Thursday, 27 July 2017

Postman Poplar



One of the pleasures of running a moth trap is the chance which it gives to spread the word about this largely unseen part of UK wildlife. Newcomers to the subject are invariably astonished by the range, interest and colour of my small, nocturnal visitors. In turn, they pass on the news.

My latest victim has been our excellent postman Michael who has chatted to me on occasion about the eerie glow which he sees occasionally in the winter months, or the curious bowl-with-a-bulb which is often on the lawn on lighter mornings. This week, we finally had the chance to look at a few captures. The mail must get through on time, but Michael built in a few extra minutes to have a quick look.


I was very much hoping that the moths would oblige with something impressive and they came up trumps. Two fine-looking Poplar Hawks were examined by Michael and in turn examined him and his van. It was another small episode in the very interesting life of a postman about which I hope that he one day writes a book. There is seldom the time for a prolonged conversation but I have learned enough about his experiences - getting emergency aid for a haemophiliac badly cut in an accident at home, spotting an electrical fire in flats  at its early stages - to see how valuable these eyes and ears in our daily surroundings are, quite apart from the remarkable job of getting our post too and fro so quickly and efficiently.


The same applies to milkmen and women, a job I have always rather fancied because I like getting up early. Even in the limited realm of your own house or street, it is fascinating what you get to see when few if anyone else is around.  Including, of course, moths.


Keeping your eyes open for the unexpected at all times is good advice, as my final picture shows. In search of salad, I noticed this caterpillar on home-grown cauliflower florets in our fridge. It thus escaped adding a tiny tang to one of my signature dishes, cauliflower cheese. I am afraid that I do not know wat it is, but I will check out the Moth Bible and put 'cauliflower' and 'caterpillar' into Google.

4 comments:

Mike Jennings said...

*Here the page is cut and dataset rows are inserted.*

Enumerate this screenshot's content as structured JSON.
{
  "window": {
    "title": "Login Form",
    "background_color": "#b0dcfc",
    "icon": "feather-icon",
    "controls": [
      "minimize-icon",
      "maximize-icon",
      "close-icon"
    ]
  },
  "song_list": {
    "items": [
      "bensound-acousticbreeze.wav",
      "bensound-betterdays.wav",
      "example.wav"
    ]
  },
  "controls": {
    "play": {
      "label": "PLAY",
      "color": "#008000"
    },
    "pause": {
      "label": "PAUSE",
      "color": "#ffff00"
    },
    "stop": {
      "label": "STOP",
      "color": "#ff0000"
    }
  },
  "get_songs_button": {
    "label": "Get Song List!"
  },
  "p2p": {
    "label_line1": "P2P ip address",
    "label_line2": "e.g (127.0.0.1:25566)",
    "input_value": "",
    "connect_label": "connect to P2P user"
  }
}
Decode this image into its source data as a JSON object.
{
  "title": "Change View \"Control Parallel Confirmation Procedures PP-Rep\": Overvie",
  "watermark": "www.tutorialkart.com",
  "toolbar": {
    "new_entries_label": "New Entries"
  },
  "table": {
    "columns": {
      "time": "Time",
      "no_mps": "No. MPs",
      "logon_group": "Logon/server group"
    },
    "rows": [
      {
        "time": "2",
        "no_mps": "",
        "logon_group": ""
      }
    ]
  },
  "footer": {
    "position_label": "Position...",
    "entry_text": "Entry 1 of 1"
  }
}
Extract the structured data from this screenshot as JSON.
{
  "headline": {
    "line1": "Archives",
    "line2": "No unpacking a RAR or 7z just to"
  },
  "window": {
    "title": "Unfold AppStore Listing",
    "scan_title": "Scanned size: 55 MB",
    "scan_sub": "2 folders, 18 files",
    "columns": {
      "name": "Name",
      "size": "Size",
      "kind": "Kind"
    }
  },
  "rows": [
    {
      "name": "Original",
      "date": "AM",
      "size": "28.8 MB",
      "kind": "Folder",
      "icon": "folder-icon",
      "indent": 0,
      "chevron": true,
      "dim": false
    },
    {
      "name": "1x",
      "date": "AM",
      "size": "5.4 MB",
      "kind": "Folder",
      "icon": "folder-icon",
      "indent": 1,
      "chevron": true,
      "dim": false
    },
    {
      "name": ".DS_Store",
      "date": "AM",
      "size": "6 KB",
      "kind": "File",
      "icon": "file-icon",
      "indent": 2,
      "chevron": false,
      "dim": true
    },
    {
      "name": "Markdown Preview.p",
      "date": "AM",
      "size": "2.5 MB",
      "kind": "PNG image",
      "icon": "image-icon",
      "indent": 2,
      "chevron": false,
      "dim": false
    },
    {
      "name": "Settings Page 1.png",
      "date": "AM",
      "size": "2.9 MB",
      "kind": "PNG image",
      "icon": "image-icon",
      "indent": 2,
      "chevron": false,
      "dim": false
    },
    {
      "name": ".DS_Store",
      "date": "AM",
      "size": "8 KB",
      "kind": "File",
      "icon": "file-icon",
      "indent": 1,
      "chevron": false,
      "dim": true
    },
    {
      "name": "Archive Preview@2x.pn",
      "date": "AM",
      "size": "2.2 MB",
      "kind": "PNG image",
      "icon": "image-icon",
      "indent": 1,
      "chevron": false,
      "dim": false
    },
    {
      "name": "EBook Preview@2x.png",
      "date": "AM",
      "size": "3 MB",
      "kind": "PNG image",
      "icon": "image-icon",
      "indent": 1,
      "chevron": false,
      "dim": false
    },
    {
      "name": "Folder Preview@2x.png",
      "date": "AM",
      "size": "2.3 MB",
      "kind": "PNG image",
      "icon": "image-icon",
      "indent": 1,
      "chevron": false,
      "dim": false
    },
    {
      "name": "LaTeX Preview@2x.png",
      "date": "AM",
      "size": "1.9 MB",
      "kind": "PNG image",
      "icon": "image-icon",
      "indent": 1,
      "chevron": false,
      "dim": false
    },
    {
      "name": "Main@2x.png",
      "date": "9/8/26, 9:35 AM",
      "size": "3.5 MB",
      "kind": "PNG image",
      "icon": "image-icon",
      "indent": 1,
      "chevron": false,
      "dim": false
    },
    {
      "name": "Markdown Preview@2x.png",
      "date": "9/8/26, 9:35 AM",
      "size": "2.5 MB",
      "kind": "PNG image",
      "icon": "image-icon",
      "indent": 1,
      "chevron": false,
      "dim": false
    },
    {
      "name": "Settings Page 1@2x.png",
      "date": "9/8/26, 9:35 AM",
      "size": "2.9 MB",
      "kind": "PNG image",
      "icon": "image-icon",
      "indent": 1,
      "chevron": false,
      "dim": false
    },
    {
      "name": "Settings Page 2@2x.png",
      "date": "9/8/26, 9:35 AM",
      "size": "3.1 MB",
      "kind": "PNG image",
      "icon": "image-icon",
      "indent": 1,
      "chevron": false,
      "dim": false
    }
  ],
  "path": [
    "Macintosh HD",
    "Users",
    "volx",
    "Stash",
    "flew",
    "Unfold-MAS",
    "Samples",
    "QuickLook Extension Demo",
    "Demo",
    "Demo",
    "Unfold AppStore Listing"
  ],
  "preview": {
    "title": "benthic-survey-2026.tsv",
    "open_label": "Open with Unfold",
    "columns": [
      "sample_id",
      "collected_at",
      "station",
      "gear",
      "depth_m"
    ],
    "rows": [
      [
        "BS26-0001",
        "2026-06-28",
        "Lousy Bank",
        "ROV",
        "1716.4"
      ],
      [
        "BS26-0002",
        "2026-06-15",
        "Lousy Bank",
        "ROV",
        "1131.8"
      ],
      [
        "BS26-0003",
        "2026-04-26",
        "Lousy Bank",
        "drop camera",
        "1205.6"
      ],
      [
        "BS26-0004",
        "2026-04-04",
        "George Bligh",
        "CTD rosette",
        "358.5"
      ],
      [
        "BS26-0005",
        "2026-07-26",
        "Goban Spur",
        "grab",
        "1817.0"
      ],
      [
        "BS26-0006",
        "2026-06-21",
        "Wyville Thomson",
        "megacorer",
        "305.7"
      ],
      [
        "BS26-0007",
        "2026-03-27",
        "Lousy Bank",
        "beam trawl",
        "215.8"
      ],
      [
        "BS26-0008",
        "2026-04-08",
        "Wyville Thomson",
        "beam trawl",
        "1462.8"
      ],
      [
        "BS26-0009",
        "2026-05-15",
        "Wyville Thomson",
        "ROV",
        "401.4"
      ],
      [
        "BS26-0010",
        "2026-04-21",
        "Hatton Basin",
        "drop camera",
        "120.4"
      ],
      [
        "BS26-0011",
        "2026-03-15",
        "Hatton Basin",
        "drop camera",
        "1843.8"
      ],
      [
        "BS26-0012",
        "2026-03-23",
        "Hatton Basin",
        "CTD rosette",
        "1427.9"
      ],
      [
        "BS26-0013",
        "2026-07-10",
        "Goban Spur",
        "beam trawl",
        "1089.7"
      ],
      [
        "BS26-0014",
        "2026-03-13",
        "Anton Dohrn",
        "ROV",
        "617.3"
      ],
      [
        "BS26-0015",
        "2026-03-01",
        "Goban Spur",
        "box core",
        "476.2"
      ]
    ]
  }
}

Martin, how are you? I've been looking in on your posts on and off whilst my own Banished's Bugs was inactive. For various reasons the blog ground to a halt. But now I'm retired ( I hope) and the whole Banished clan has relocated to the far north. We are now in Maine and about to close on our new down sized place. So in celebration I have restarted or rather recreated the blog in it's new base. It is now
https://mainelybanished.blogspot.com
I hope to see you there.

Martin Wainwright said...

Hi there and how nice to hear from you. I will haste over to your blog. I often think about it and the amazing wildlife you have over there (not to mention human life, especially politically...)

I potter along happily but am vaguely trying to think of new ways of doing the blog as the years go by and the subject matter remains largely the same, albeit always with surprises and new things.

Looking forward to reading you shortly

all warmest wishes

Martin

Anonymous said...

Hi Martin

Caterpillars can be tough as they can vary quite a bit, both generally and from instar to instar. Also, some quite different looking moths can have very similar looking caterpillars (Square-spot and Six-striped Rustics) and vice versa, very similar moths can have noticeably different larvae (Grey and Dark Daggers)
Due to plant it was found on though I think the Cabbage Moth (Mamestra brassicae) would be a good starting place for you. WWW.Ukleps.org/CommNamesAlphabetical.html has a similarish looking one from above about halfway through the pictures of larvae and maybe you can remember it from the side enough to confirm it.

Martin Wainwright said...

Hi and many thanks for this advice. I will go compare, as they say in that TV ad.

All warm wishes

Martin